Index of content:
Volume 128, Issue 6, December 2010
- ACOUSTIC SIGNAL PROCESSING 
Comparison between direct-sequence and multicarrier spread-spectrum acoustic communications in time-varying channels128(2010); http://dx.doi.org/10.1121/1.3500670View Description Hide Description
Underwater communication experiments have been conducted in the Norwegian Oslofjord. Two modulation schemes are compared in a 7-kHz frequency band on a 14-kHz center frequency. The first scheme is direct-sequence spread spectrum (DSSS), using a 7-chip spreading code to achieve a raw data rate of 1000 bps on a single carrier. The second scheme is multicarrier spread spectrum (MCSS) and accomplishes spreading by using seven subbands. The DSSS receiver equalizes on the chips prior to explicit symbol despreading, whereas MCSS features joint multiband equalization and despreading. Four channels are examined, from nearly static to overspread. In slowly varying channels, MCSS offers the best performance. DSSS has the best tracking potential for rapidly varying channels, where the challenge is to obtain reliable chip decisions before symbol despreading. The tracking potential can be realized to some extent by hypothesis-feedback equalization. It is further shown that adaptive equalizers are capable of code conversion, i.e., the DSSS receiver can demodulate the MCSS waveform, and vice versa. Neither receiver requires knowledge of the spreading code in order to despread the data.
128(2010); http://dx.doi.org/10.1121/1.3500669View Description Hide Description
It is often enough to localize environmental sources of noise from different directions in a plane. This can be accomplished with a circular microphone array, which can be designed to have practically the same resolution over 360°. The microphones can be suspended in free space or they can be mounted on a solid cylinder. This investigation examines and compares two techniques based on such arrays, the classical delay-and-sum beamforming and an alternative method called circular harmonics beamforming. The latter is based on decomposing the sound field into a series of circular harmonics. The performance of the two signal processing techniques is examined using computer simulations, and the results are validated experimentally.
128(2010); http://dx.doi.org/10.1121/1.3505121View Description Hide Description
This paper addresses the problem of field directionality mapping (FDM) or spatial spectrum estimation in dynamic environments with a maneuverable towed acoustic array.
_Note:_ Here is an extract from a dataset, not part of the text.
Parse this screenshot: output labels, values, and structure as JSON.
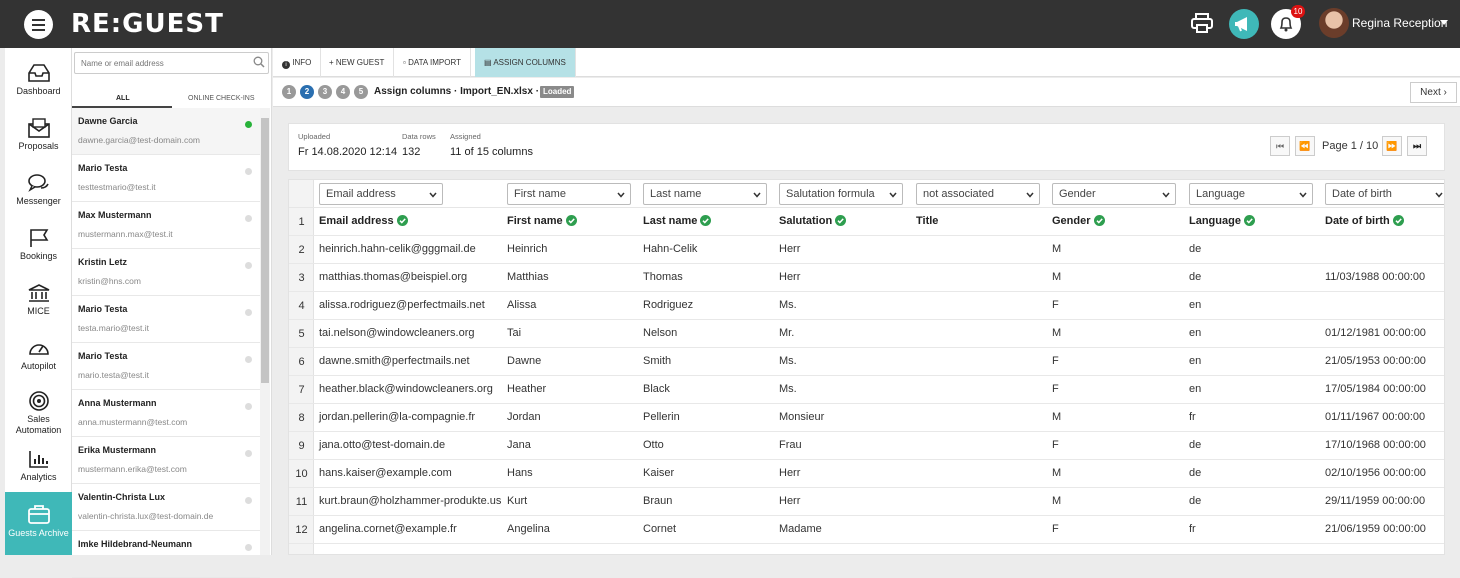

Array processing algorithms for towed arrays are typically designed assuming the array is straight, and are thus degraded during tow-ship maneuvers. In this paper, maneuvering the array is treated as a feature allowing for left and right disambiguation as well as improved resolution toward endfire. The Cramér-Rao lower bound is used to motivate the improvement in source localization which can be theoretically achieved by exploiting array maneuverability. Two methods for estimating time-varying field directionality with a maneuvering array are presented: (1) Maximum likelihood (ML) estimation solved using the expectation maximization algorithm and (2) a non-negative least squares (NNLS) approach. The NNLS method is designed to compute the field directionality from beamformed power outputs, while the ML algorithm uses raw sensor data. A multi-source simulation is used to illustrate both the proposed algorithms’ ability to suppress ambiguous towed array backlobes and resolve closely spaced interferers near endfire which pose challenges for conventional beamforming approaches especially during array maneuvers. Receiver operating characteristics are presented to evaluate the algorithms’ detection performance versus signal-to-noise ratio. The results indicate that both FDM algorithms offer the potential to provide superior detection performance when compared to conventional beamforming with a maneuverable array.
128(2010); http://dx.doi.org/10.1121/1.3504656View Description Hide Description
Near-field acoustic holography (NAH) is an effective tool for visualizing acoustic sources from pressure measurements made in the near-field of sources using a microphone array. The method involving the Fourier transform and some processing in the frequency-wavenumber domain is suitable for the study of stationary acoustic sources, providing an image of the spatial acoustic field for one frequency. When the behavior of acoustic sources fluctuates in time, NAH may not be used. Unlike time domain holography or transient method, the method proposed in the paper needs no transformation in the frequency domain or any assumption about local stationary properties. It is based on a time formulation of forward sound prediction or backward sound radiation in the time-wavenumber domain. The propagation is described by an analytic impulse response used to define a digital filter. The implementation of one filter in forward propagation and its inverse to recover the acoustic field on the source plane implies by simulations that real-time NAH is viable. Since a numerical filter is used rather than a Fourier transform of the time-signal, the emission on a point of the source may be rebuilt continuously and used for other post-processing applications.